At 22 I was living in London. I’d moved there age 18, which people tell me was brave. Actually, I think it was brave. But at the time it didn’t seem brave, it seemed necessary.
When I moved, I worked as a live-in “Mother’s Help” but by the time I was 22, I was living in a bedsit behind of row of shows, opposite Ealing Common tube. It had been advertised as a mews house, but it was more of a converted garage, the gaps at the tops of the bare brick walls had been plugged with empty bread bags and slugs danced across the carpet every night.
I worked for an accountancy firm that also had a Dublin office. For the Christmas party, the Irish contingent came over and joined us for dinner. The previous year, I’d had a flirtation with one of the Irish staffers, but had subsequently learned he had a girlfriend. This year, though, he was quick to tell me he was single. I was just as quick to get exceedingly drunk (although I still remember what I drank: bottled lager, wine with dinner – red and then, when the red ran out, white – a Tequila Slammer, a Black Russian, a White Russian, a Southern Comfort).

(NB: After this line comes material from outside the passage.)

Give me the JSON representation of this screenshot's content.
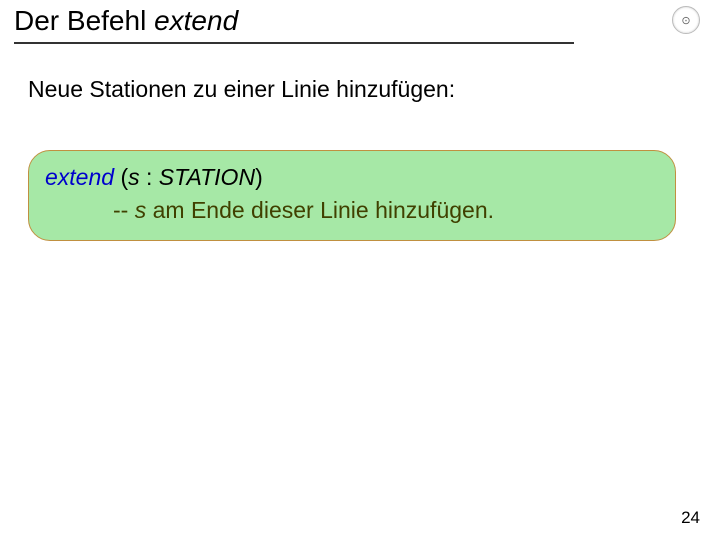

I left the hotel with the Irish guy and we staggered from doorway to doorway, snogging ferociously, until we were finally able to flag down a cab, the driver of which, I’m pretty sure, was sorry to have picked us up.

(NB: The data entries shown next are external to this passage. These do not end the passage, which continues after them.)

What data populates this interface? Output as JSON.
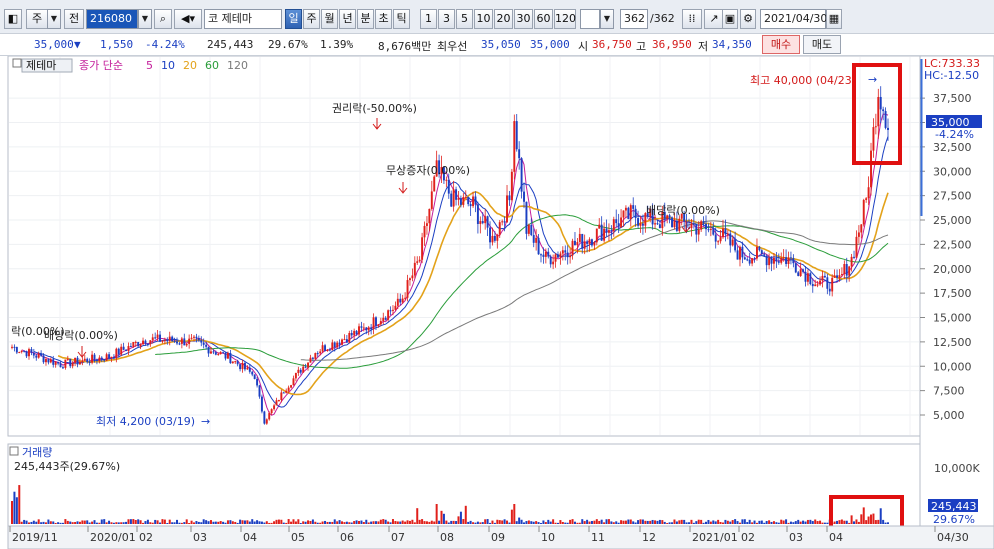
{
  "toolbar": {
    "market": "주",
    "prev_label": "전",
    "code": "216080",
    "stock_name": "코 제테마",
    "periods": [
      {
        "label": "일",
        "selected": true
      },
      {
        "label": "주",
        "selected": false
      },
      {
        "label": "월",
        "selected": false
      },
      {
        "label": "년",
        "selected": false
      },
      {
        "label": "분",
        "selected": false
      },
      {
        "label": "초",
        "selected": false
      },
      {
        "label": "틱",
        "selected": false
      }
    ],
    "intervals": [
      "1",
      "3",
      "5",
      "10",
      "20",
      "30",
      "60",
      "120"
    ],
    "count": "362",
    "count_total": "/362",
    "date": "2021/04/30"
  },
  "quote": {
    "price": "35,000",
    "change": "1,550",
    "change_rate": "-4.24%",
    "volume": "245,443",
    "volume_ratio": "29.67%",
    "turnover": "1.39%",
    "amount": "8,676백만",
    "best_ask_label": "최우선",
    "best_ask": "35,050",
    "best_bid": "35,000",
    "open_label": "시",
    "open": "36,750",
    "high_label": "고",
    "high": "36,950",
    "low_label": "저",
    "low": "34,350",
    "buy_label": "매수",
    "sell_label": "매도"
  },
  "legend": {
    "name": "제테마",
    "ma_title": "종가 단순",
    "ma": [
      {
        "label": "5",
        "color": "#c41e9b"
      },
      {
        "label": "10",
        "color": "#1b3fc2"
      },
      {
        "label": "20",
        "color": "#e3a21a"
      },
      {
        "label": "60",
        "color": "#2a9d3a"
      },
      {
        "label": "120",
        "color": "#7a7a7a"
      }
    ]
  },
  "right_axis": {
    "lc": "LC:733.33",
    "hc": "HC:-12.50",
    "price_tag": "35,000",
    "rate_tag": "-4.24%",
    "ticks": [
      "37,500",
      "35,000",
      "32,500",
      "30,000",
      "27,500",
      "25,000",
      "22,500",
      "20,000",
      "17,500",
      "15,000",
      "12,500",
      "10,000",
      "7,500",
      "5,000"
    ],
    "vol_tick": "10,000K",
    "vol_tag": "245,443",
    "vol_rate": "29.67%"
  },
  "annotations": {
    "high": "최고 40,000 (04/23)",
    "low": "최저 4,200 (03/19)",
    "rights": "권리락(-50.00%)",
    "bonus": "무상증자(0.00%)",
    "div1": "배당락(0.00%)",
    "div2": "배당락(0.00%)",
    "div0": "락(0.00%)"
  },
  "volume_panel": {
    "title": "거래량",
    "value": "245,443주(29.67%)"
  },
  "x_axis": [
    "2019/11",
    "2020/01",
    "02",
    "03",
    "04",
    "05",
    "06",
    "07",
    "08",
    "09",
    "10",
    "11",
    "12",
    "2021/01",
    "02",
    "03",
    "04",
    "04/30"
  ],
  "colors": {
    "up": "#e0201b",
    "down": "#1b3fc2",
    "highlight": "#e01010"
  }
}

Back at the hotel, I announced to my colleagues – gathered in the bar – that Irish Guy and I were off upstairs. To his room. “To have sex,” I added from halfway up the stairs. You know, in case I’d been too subtle.
It was my first time. I don’t remember much about it. Which is probably for the best.